With the largest amphibious operation in history underway, the Germans quickly capture the Northeast, including NYC and Boston. The residents try their best to resist, but alas, since the US never became the largest manufacturer and exporter of weaponry, from small-arms to tanks, these brave patriots are completely outclassed by advanced German machinery, most of it built by Ford in its various slave-labor plants in France and the Ukraine.
The Germans, augmented by various contractors hired by American corporations heavily involved in Europe, eventually battle the Americans to a standstill along the Mississippi. The M-Line, as it will come to be called, holds steady as the combined forces of Western Canadians, Americans, and Mexicans (though initially sympathetic to the Germans, the Mexicans are easily convinced by the Americans that they will be nothing more than slave labor should the Germans succeed in eliminating the US) resist further German advance, while at the same time homegrown “terrorists” attack and harass the Germans in their occupied territories.

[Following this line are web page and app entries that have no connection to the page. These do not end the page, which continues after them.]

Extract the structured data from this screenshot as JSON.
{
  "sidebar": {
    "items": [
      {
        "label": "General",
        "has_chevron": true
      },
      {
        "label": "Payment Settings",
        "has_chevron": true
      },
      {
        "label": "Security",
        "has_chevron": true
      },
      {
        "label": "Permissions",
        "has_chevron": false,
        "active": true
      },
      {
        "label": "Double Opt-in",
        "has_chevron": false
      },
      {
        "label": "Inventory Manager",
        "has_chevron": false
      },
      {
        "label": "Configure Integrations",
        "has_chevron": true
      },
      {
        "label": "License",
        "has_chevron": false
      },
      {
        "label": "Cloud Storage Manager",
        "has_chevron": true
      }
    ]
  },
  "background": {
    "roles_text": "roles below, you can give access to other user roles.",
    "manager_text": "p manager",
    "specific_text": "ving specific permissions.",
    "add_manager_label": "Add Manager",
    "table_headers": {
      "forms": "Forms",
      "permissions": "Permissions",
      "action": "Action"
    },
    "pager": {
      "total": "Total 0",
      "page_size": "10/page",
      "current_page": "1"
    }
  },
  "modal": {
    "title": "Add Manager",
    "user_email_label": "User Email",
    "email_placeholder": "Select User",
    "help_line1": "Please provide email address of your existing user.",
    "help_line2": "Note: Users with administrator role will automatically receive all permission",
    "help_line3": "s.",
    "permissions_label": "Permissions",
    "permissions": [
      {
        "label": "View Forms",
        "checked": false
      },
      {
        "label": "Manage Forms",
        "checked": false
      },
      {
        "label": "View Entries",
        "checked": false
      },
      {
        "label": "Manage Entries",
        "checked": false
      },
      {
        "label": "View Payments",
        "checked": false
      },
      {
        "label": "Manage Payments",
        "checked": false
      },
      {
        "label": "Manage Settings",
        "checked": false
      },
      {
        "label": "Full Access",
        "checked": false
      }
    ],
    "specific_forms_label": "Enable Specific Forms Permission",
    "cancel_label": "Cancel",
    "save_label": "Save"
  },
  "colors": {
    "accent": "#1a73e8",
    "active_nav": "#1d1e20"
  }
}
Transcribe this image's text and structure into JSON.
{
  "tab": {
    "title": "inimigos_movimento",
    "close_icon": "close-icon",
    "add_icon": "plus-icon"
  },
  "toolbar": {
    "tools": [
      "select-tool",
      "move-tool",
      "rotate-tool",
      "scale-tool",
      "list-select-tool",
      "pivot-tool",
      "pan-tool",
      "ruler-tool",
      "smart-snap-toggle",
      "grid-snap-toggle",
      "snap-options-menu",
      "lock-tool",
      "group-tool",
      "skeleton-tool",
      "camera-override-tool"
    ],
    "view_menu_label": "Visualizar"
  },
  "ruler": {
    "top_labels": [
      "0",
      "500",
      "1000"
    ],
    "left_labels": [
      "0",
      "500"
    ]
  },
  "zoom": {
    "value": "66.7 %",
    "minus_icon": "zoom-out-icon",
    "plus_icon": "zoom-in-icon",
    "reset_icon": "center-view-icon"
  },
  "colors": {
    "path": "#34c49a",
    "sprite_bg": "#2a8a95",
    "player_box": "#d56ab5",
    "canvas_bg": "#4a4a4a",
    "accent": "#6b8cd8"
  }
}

The Free Territory of the US seizes the North American assets of US corporate collaborators and starts a nascent militarization program using their factories and supply chains. The Chinese, seeing an opportunity for northward expansion into Siberia, launch their own invasion, spooking the Germans into stopping their advance and shuffling forces around to deal with the Chinese threat.
This is the world the Nimitz finds itself in, not back to 1980 where it began its strange voyage, but the winter of 1957. The crew of the Nimitz knows nothing of the events just described, but they quickly discover that Nazi Germany not only won WWII, but has cleaved the US in two and is the only country with nuclear weapons. They also realize that they are the most advanced warship in the world with the most advanced aircraft and technology, as well as the only other power with nuclear weapons. And they are their country’s last, best hope for victory. Roll credits, greenlight the sequel.